Regrouting your tile is a simple task that can be done in a small amount of time. The only aspect that takes some time in this process is the curing of the grout. All you need is some grout mix and a couple easy to use tools.
Method 1 of 4: Preparing to Grout
1 .Decide what type of grout you will be using. This is dependent on the size of your grout's joint (the space between the tiles where the grout lies). There are 2 types of grout for regrouting tile: sanded and non sanded. If your grout joints are larger than 1/8 inch (.3175 cm) use sanded grout to fill in the space; if your joints are going to be less than 1/8 inch (.3175 cm) use non sanded grout to fill in your joints as it is more compact.
2. Remove existing grout. If necessary, remove the existing grout before preparing to lay down new grout. This will keep the appearance clean and even, as well as prevent mold contamination.
3. Apply tile sealant. Apply a tile sealant over the surface of your tiles if they have become porous so the grout does not sink underneath the surface when regrouting your tile. Do this by using a tile sponge, a roller, or simply wipe the tiles with a coat of sealant and allow to dry for 24 hours.
Method 2 of 4: Laying Down the Grout
1. Mix the grout. Mix the grout in one of the 5 gallon (19 L) buckets using your margin trowel.
• A margin trowel is a small, hand-held tool used in masonry for laying pasty materials on tile, counter tops, and flooring.
2. Apply the grout. Apply a generous amount of grout to your grout
joints along your tile floor using the rubber grout float. Be sure to

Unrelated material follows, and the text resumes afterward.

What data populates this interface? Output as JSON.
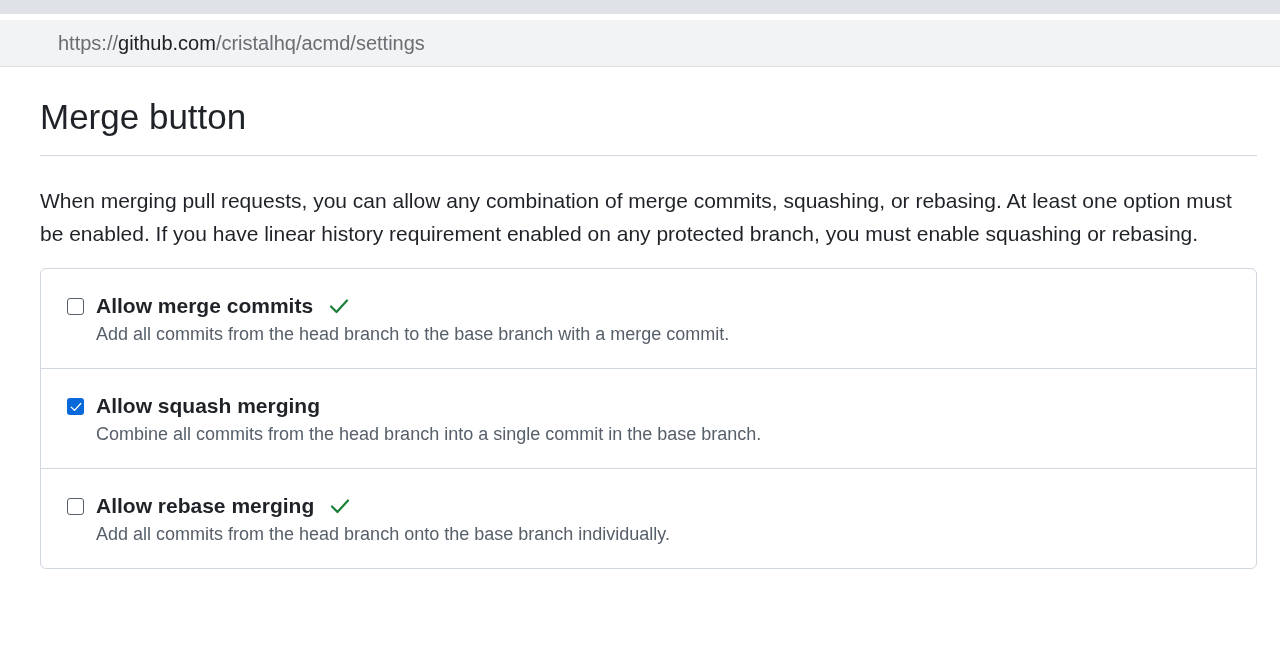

distribute extra grout into the grout joints in order to fill them
completely. Grout all areas of your tile floor except the expansion
joints; these are the areas between the floor tile and bathtub, wall,
door, and cabinet or sink area.
• The rubber grout float is a rectangular, flat tool with a steel handle and rubber surface used to distribute grout. Hold the rubber grout float at a 30 degree angle and distribute grout across the surface of the tile floor.
3. Remove excess. Remove the excess grout from the tile floor once
every grout joint has been filled. Do this by going over the tile with
the rubber grout float, only this time use it at a sharp angle and move
it diagonally across the tile floor in order to scrap the excess
grouting material off.
• Moving diagonally avoids detaching recently laid grout from the grout joints.
4. Let set and prepare bucket. Let grout set for approximately 10 minutes. While the grout is setting, fill your second 5 gallon (19 L) bucket with water and grab your tile sponge in order to clean the tile floor.
Method 3 of 4: Cleaning Up
1. Prepare your sponge. Dip the tile sponge in the bucket of water and wring out any excess water leaving a damp tile sponge.
2. Clean the surface. Wipe all grout residue off of the tile using the damp tile sponge in a diagonal motion. Clean the excess grout from the expansion areas using the margin trowel to leave those areas completely clean for caulking.
3. Rinse and repeat. Rinse tile sponge and repeat the previous step until all of the grout residue is removed and tile is completely clean of grout haze.
Method 4 of 4: Finishing Up
1. Cure grout. Allow grout to cure for 24 to 48 hours before stepping on it to ensure its stability and that it is completely dry.
2. Finish expansion joints. Caulk the expansion joints using a caulk color that matches your grout. Completely fill these expansion joints then smooth and concave using your finger.
3. Apply final sealer. Apply a penetrating sealer using either a sponge or spray bottle to the grout joints once the grout has completely cured. Wipe off excess sealer from the tile immediately as it will stain the tile.
• Do not mix more grout than you will be using within 30 minutes to cover an area as the grout mix will thicken and become unusable.
• If you can not get rid of the grout haze, buff the residue out using a dry cloth or a cheese cloth.
• Be sure to not add too much water to your grout mix; you will not be able to trowel it to the tile and it will seep out of the grout joints. If the consistency is too thin, add more grout powder to the mix to thicken it up.
• To make the grout extra sturdy, damp cure the grout by spraying a light mist in the grout joints 2 times a day for 3 days. This is especially useful during summer weather or if you live in the west or southwest due to the dry nature of the environments.